The Shelter Pet Project already had a strong-performing ad. The ad’s star, Jules the dog, earned the PSA a 6.8 out of 10 for overall effectiveness, which ranks in the top 40 percent of Nielsen-tested ads. But there was room to improve. Using consumer neuroscience, Nielsen graphed how people’s brains responded to the ad to help the creative team identify, second-by-second, which scenes did and didn’t resonate.
Using a combination of electroencephalograph (EEG) and eye-tracking measurements to determine the impact the ads had on viewers, the team effectively quantified the power of the pooch. It did so by confirming previous facial processing research claiming that showing that faces on screen—including dogs’—boosts viewers’ emotional engagement. But when Jules was off screen, attention and emotional levels dropped. They also determined that showing Jules, the logo and the website URL at the end of the ad competed for viewers’ attention —causing confusion. So the team needed to eliminate that confusion and refocus the audience on the PSA’s final call to action.
To capitalize on the findings, the team re-edited the PSA to shorten Jules’s off-screen moments and sharpen the ending. When the team tested the re-edited PSA, viewers were found to be more consistently engaged. The updated ad also held viewers’ attention better and could be recalled more clearly than the earlier version.

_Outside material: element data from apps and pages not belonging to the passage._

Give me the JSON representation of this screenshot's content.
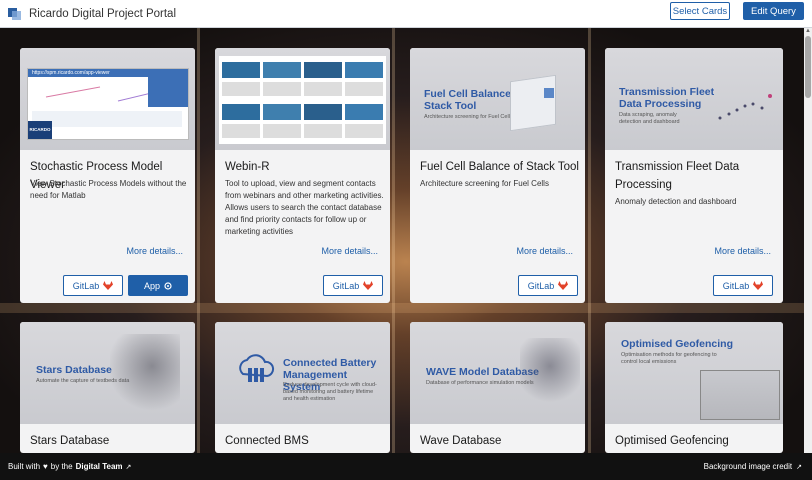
{
  "header": {
    "title": "Ricardo Digital Project Portal",
    "select_cards_label": "Select Cards",
    "edit_query_label": "Edit Query"
  },
  "cards": [
    {
      "title": "Stochastic Process Model Viewer",
      "description": "View Stochastic Process Models without the need for Matlab",
      "more_label": "More details...",
      "gitlab_label": "GitLab",
      "app_label": "App",
      "thumb_url_text": "https://spm.ricardo.com/app-viewer",
      "thumb_logo": "RICARDO"
    },
    {
      "title": "Webin-R",
      "description": "Tool to upload, view and segment contacts from webinars and other marketing activities. Allows users to search the contact database and find priority contacts for follow up or marketing activities",
      "more_label": "More details...",
      "gitlab_label": "GitLab"
    },
    {
      "title": "Fuel Cell Balance of Stack Tool",
      "description": "Architecture screening for Fuel Cells",
      "more_label": "More details...",
      "gitlab_label": "GitLab",
      "thumb_title": "Fuel Cell Balance of Stack Tool",
      "thumb_subtitle": "Architecture screening for Fuel Cells"
    },
    {
      "title": "Transmission Fleet Data Processing",
      "description": "Anomaly detection and dashboard",
      "more_label": "More details...",
      "gitlab_label": "GitLab",
      "thumb_title": "Transmission Fleet Data Processing",
      "thumb_subtitle": "Data scraping, anomaly detection and dashboard"
    },
    {
      "title": "Stars Database",
      "thumb_title": "Stars Database",
      "thumb_subtitle": "Automate the capture of testbeds data"
    },
    {
      "title": "Connected BMS",
      "thumb_title": "Connected Battery Management System",
      "thumb_subtitle": "Reduce development cycle with cloud-based monitoring and battery lifetime and health estimation"
    },
    {
      "title": "Wave Database",
      "thumb_title": "WAVE Model Database",
      "thumb_subtitle": "Database of performance simulation models"
    },
    {
      "title": "Optimised Geofencing",
      "thumb_title": "Optimised Geofencing",
      "thumb_subtitle": "Optimisation methods for geofencing to control local emissions"
    }
  ],
  "footer": {
    "built_with": "Built with",
    "by_the": "by the",
    "team": "Digital Team",
    "background_credit": "Background image credit"
  },
  "colors": {
    "primary": "#1f5fa8",
    "footer_bg": "#111111",
    "gitlab_orange": "#e2432a"
  }
}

In the first three months after the February PSA launch, traffic to ShelterPetProject.org increased 133 percent, and the average monthly traffic increased from 74,000 to 174,000 visitors—a change that may have real life or death implications for shelter pets. By keeping the powerful presence of Jules and clarifying the main message and call to action, The Shelter Pet Project improved its ad while preserving the storyline.
- Humans connect to each other
- Emotion can distract.
- Finding the right balance between emotion and call-to-action is essential to drive desired results.
—and dogs—at a base level when they see faces.